Minnesota is known for its “Minnesota Nice” residents. But it isn’t always the citizens that are nice, sometimes it’s the businesses, or more accurately the business owners. Jon Tevlin (@jontevlin) with the Star Tribune had the opportunity to highlight a few of these “Minnesota Nice” businesses.
Last month Mr. Tevlin wrote about Bob Sullivan, a Wendy’s franchise owner in Duluth whose restaurant had a fire causing the restaurant to close while under construction. Mr. Sullivan is not only committed to rebuilding the restaurant, he is also committed to his employees. He told the employees they will continue to be paid while the restaurant was being rebuilt. Is he legally obligated to do this? No. So, why is he? Because he said, “[r]eplacing good people is hard to do.”
Mr. Sullivan isn’t the first Minnesota business owner to make headlines for doing a good thing for his employees.

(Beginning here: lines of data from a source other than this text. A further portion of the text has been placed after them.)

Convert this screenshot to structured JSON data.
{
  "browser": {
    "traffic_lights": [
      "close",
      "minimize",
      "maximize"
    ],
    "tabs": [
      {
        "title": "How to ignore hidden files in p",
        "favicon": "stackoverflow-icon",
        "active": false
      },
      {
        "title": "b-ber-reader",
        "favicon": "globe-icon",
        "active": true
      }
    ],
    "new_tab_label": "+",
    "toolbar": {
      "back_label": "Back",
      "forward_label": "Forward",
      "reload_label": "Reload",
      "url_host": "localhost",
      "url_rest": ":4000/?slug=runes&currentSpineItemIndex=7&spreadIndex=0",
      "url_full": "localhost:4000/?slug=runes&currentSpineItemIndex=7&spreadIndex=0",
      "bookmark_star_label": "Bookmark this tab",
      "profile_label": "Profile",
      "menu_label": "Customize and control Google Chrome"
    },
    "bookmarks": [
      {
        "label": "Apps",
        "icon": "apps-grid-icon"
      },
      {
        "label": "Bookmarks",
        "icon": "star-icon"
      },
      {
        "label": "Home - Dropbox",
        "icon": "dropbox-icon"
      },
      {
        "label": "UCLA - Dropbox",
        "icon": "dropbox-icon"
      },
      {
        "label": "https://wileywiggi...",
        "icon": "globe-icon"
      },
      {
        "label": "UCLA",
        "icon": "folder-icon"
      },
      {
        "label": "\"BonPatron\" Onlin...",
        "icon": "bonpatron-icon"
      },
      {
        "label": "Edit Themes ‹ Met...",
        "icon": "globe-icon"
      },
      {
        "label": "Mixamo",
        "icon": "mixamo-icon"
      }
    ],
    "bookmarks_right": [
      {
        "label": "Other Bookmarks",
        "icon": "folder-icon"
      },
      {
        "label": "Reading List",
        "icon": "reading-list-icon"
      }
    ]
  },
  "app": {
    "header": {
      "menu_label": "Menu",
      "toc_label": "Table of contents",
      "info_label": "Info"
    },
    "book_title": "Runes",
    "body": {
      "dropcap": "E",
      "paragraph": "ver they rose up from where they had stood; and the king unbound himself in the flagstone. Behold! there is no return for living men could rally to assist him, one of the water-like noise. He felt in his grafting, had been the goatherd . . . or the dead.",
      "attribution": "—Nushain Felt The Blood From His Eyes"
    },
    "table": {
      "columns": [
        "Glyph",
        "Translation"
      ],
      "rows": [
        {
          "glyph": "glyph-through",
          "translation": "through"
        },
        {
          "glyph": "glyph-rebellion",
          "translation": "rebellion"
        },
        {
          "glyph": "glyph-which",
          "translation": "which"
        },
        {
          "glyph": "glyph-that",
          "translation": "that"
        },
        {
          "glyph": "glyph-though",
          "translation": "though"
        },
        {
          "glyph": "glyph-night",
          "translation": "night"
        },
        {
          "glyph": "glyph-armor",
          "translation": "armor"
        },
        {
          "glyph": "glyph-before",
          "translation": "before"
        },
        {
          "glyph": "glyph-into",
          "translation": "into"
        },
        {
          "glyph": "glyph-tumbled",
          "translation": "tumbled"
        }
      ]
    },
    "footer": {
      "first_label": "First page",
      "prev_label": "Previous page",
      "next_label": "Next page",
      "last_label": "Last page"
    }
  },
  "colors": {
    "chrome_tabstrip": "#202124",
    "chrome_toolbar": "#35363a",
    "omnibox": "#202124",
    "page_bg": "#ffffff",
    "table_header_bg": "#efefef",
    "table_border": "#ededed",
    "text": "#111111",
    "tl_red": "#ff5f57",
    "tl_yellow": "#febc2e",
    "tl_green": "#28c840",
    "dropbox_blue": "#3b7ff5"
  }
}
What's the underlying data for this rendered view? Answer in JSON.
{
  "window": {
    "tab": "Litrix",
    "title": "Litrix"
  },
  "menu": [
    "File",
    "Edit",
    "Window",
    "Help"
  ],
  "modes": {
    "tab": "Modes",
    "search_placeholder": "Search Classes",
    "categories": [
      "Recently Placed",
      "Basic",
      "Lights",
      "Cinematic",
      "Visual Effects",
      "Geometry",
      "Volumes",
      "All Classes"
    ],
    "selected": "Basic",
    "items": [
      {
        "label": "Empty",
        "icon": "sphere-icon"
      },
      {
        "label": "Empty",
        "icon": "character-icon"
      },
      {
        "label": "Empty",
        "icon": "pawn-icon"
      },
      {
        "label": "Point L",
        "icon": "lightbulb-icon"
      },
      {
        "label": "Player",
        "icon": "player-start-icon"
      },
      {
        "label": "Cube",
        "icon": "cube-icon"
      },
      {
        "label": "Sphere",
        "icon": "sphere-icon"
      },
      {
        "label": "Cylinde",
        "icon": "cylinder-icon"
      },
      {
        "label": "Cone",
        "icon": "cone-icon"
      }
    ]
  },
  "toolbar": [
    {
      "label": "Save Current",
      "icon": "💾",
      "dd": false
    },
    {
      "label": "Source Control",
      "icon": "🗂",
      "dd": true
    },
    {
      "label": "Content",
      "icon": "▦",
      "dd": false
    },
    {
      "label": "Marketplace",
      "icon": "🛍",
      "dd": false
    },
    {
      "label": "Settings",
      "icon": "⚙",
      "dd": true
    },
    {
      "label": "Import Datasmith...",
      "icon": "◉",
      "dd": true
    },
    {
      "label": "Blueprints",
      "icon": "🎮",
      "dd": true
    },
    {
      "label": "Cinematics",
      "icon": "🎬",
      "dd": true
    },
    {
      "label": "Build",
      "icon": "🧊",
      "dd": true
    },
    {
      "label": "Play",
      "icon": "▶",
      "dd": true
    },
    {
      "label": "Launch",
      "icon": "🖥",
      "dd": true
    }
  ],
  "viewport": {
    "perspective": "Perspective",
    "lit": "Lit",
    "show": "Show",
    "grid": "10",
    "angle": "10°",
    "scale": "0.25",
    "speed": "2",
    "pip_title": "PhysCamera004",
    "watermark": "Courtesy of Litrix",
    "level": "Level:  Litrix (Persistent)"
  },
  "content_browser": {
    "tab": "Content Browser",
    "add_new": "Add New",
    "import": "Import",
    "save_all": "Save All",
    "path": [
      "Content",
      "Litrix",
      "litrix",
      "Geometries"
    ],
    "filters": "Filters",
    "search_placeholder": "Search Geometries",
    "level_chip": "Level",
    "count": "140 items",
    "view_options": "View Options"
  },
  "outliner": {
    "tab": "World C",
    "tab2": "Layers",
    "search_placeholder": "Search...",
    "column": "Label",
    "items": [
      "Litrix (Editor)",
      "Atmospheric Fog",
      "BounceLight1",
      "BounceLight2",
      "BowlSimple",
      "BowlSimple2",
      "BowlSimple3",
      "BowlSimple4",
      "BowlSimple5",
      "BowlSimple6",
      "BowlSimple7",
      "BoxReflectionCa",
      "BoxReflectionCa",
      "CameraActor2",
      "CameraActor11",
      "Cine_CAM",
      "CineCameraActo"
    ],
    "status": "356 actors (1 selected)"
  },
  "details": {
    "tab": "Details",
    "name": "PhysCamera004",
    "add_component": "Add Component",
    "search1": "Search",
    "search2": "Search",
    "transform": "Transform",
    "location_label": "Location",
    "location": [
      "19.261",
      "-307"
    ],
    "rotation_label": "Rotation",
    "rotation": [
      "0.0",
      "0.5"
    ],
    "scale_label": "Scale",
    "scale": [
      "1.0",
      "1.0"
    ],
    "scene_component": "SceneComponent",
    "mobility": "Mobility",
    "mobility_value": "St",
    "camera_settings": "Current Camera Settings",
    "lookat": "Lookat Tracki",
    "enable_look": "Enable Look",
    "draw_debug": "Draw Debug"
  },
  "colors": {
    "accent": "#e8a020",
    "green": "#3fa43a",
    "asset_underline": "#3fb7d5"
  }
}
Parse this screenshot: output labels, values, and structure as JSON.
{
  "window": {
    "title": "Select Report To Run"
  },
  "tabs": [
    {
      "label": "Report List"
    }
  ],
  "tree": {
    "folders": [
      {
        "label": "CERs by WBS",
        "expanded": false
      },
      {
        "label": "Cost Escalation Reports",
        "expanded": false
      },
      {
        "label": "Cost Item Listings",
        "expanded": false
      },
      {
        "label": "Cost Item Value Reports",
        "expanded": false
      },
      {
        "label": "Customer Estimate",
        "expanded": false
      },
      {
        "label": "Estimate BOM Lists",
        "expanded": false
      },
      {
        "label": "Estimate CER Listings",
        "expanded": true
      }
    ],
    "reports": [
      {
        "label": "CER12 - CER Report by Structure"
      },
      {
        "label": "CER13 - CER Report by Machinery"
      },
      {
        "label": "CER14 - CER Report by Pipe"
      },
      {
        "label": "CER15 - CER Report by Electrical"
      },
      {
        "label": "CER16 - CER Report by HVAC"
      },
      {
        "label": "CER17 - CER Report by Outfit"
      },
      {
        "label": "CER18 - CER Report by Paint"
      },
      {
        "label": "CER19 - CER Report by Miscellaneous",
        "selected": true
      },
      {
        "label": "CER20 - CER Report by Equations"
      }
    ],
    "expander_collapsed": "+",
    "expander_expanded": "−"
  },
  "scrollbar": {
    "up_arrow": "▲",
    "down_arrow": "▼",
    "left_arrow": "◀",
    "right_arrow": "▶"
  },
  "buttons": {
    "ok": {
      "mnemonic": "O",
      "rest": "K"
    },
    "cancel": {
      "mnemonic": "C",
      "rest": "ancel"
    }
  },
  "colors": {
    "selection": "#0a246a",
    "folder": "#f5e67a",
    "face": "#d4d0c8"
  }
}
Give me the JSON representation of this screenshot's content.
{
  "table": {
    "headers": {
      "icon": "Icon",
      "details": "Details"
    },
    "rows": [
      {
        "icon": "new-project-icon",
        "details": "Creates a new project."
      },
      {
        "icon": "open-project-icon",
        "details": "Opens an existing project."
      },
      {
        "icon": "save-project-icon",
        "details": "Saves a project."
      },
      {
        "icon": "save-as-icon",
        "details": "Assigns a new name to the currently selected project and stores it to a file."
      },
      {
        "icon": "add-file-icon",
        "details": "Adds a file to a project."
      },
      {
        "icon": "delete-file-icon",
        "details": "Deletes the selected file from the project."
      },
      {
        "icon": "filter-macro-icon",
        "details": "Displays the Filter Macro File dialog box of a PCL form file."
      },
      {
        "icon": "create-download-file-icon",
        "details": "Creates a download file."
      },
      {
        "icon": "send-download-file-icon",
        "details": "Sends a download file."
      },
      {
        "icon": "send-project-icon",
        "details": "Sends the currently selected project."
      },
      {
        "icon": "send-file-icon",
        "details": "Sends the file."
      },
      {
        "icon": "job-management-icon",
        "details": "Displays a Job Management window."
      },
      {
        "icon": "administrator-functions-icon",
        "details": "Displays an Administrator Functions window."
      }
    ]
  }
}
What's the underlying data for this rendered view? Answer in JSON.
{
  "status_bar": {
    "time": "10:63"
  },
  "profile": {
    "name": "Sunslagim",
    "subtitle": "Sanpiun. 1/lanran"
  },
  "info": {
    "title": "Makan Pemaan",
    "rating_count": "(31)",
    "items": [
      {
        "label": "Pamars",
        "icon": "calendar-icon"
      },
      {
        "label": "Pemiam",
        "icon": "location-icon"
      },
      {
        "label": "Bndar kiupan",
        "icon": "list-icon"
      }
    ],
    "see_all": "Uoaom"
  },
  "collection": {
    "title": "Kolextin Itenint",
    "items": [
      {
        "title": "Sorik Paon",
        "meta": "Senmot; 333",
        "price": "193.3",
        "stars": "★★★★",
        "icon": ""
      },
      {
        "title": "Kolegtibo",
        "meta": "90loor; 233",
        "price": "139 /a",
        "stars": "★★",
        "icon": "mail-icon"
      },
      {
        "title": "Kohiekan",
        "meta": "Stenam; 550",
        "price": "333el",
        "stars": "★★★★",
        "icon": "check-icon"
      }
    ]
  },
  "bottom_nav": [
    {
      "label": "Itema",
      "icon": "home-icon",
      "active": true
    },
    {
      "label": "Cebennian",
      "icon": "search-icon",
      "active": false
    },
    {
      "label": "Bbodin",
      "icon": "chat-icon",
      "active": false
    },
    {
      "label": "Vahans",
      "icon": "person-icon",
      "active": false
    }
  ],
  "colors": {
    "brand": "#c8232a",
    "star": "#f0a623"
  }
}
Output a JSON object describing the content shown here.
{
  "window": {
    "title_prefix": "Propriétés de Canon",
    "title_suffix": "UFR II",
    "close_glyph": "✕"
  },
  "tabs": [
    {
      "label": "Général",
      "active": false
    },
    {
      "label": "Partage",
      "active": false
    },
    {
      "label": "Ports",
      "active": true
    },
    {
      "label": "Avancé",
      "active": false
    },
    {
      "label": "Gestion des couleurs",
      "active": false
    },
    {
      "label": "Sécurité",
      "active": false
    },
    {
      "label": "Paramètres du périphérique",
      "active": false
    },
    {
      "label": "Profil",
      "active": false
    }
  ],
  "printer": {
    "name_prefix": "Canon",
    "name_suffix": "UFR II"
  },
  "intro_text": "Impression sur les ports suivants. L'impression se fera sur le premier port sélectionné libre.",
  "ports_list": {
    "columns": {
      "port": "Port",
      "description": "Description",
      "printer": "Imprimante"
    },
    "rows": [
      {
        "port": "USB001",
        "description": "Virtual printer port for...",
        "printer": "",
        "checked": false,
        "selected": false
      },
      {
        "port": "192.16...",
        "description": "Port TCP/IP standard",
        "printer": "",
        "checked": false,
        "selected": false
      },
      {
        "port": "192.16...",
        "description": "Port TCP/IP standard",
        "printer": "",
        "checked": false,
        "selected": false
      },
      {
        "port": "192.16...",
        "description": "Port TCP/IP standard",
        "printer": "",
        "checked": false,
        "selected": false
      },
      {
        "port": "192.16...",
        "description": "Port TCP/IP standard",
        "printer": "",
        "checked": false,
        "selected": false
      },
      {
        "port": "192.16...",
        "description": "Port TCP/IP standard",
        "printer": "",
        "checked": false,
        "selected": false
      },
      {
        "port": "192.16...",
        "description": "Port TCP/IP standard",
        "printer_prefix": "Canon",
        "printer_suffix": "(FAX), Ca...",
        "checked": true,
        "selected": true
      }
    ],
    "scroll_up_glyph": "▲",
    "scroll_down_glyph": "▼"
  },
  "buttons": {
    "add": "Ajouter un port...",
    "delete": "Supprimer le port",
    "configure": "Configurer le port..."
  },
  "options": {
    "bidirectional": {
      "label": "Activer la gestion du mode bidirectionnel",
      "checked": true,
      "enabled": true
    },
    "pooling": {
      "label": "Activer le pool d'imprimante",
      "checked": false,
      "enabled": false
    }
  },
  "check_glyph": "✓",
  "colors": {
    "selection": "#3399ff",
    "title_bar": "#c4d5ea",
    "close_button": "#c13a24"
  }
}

In December 2013, the owners of Punch Pizza made local and national news for voluntarily raising new employee wages to $10/hour. It even got mentioned in President Obama’s State of the Union address In 2012, a Bemidji grocery store owner retired and left his business to his employees, versus selling to a chain store.
None of these business owners were required by law to perform these acts of kindness. They realized their biggest asset is their workforce, and when you have good employees, you want to keep them happy. So often we only hear news about businesses with problem employees, it is a nice change of pace to hear a story about a business that is going the extra mile.